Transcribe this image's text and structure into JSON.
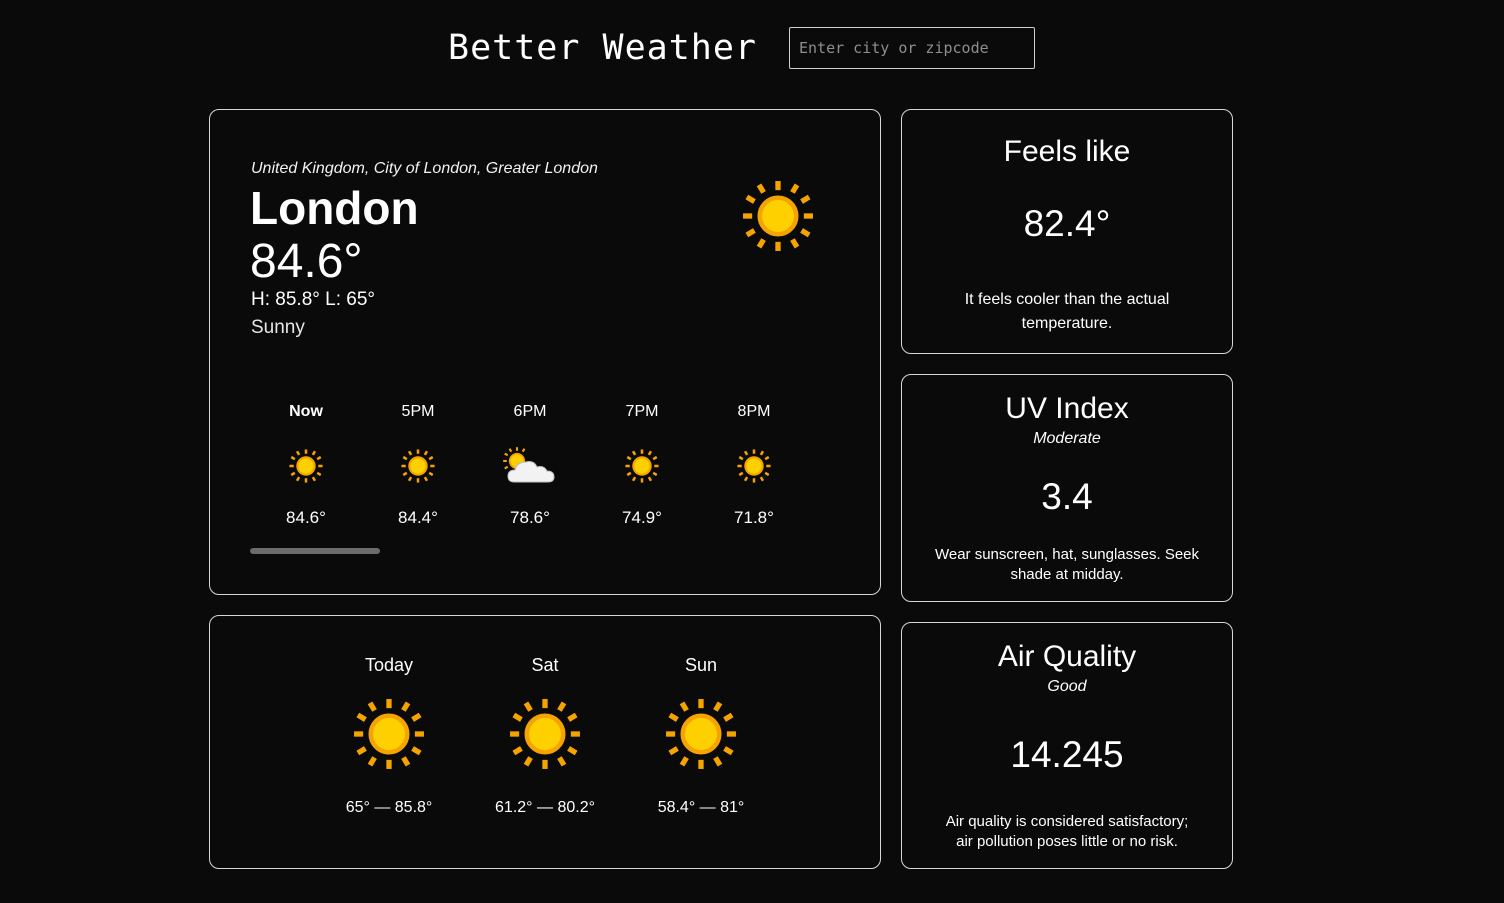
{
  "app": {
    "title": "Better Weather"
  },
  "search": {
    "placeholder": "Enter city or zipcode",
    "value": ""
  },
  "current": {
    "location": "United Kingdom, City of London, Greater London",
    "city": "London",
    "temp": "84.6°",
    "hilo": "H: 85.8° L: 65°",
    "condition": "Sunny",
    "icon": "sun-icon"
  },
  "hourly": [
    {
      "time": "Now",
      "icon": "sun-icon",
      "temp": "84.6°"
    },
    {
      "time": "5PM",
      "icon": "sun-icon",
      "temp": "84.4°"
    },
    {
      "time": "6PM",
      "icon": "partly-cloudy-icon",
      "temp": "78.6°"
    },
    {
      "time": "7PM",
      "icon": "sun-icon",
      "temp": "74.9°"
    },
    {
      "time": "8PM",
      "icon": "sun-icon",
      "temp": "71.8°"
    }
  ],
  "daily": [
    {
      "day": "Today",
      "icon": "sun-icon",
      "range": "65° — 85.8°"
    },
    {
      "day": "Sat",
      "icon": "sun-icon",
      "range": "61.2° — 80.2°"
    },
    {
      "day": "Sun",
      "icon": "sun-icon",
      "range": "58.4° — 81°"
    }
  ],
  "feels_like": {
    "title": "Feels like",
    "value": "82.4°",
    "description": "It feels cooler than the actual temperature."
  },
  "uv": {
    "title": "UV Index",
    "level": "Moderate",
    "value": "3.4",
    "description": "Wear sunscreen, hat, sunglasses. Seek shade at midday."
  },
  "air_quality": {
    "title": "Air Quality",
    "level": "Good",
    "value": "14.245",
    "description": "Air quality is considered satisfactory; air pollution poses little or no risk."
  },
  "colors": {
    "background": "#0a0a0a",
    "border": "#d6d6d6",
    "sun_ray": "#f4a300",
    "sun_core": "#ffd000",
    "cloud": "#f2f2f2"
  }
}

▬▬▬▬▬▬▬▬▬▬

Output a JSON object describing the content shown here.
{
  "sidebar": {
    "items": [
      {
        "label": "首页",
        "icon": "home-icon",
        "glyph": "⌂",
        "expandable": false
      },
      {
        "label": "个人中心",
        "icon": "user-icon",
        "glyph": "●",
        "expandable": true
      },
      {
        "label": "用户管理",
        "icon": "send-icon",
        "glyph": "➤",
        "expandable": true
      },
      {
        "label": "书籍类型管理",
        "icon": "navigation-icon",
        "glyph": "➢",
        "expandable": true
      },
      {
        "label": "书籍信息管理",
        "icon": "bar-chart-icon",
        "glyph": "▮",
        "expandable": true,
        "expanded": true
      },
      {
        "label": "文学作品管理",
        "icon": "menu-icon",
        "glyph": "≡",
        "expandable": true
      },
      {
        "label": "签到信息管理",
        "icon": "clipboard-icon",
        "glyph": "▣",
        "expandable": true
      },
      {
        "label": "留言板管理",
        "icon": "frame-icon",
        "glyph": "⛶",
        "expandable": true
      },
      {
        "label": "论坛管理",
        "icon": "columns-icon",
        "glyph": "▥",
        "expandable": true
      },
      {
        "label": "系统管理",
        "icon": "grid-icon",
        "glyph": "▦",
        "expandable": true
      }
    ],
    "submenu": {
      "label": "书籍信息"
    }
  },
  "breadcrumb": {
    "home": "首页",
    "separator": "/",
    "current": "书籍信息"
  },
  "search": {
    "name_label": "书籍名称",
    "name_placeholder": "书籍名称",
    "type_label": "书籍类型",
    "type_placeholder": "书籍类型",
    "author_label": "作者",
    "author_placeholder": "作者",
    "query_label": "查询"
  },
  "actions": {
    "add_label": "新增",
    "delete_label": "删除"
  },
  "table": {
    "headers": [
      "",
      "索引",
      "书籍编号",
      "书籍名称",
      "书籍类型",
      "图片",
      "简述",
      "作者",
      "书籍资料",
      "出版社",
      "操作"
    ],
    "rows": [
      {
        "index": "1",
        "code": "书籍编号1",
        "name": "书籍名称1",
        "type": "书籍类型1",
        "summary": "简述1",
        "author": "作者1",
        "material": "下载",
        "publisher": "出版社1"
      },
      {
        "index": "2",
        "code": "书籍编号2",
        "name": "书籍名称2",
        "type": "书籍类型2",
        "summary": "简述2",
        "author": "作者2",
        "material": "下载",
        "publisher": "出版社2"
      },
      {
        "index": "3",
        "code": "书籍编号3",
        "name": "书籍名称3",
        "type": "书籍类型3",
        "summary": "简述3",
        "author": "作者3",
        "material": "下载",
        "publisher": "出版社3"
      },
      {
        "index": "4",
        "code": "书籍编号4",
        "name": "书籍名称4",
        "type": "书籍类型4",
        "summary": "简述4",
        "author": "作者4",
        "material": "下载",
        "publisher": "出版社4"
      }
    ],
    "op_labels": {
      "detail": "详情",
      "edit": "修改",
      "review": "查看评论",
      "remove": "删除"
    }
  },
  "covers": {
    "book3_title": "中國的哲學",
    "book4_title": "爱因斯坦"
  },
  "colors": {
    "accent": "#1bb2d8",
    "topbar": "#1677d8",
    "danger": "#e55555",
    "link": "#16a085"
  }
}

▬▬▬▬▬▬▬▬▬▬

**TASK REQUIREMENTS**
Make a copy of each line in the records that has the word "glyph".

**EXERCISE SOLUTION**
        "glyph": "⌂",
        "glyph": "●",
        "glyph": "➤",
        "glyph": "➢",
        "glyph": "▮",
        "glyph": "≡",
        "glyph": "▣",
        "glyph": "⛶",
        "glyph": "▥",
        "glyph": "▦",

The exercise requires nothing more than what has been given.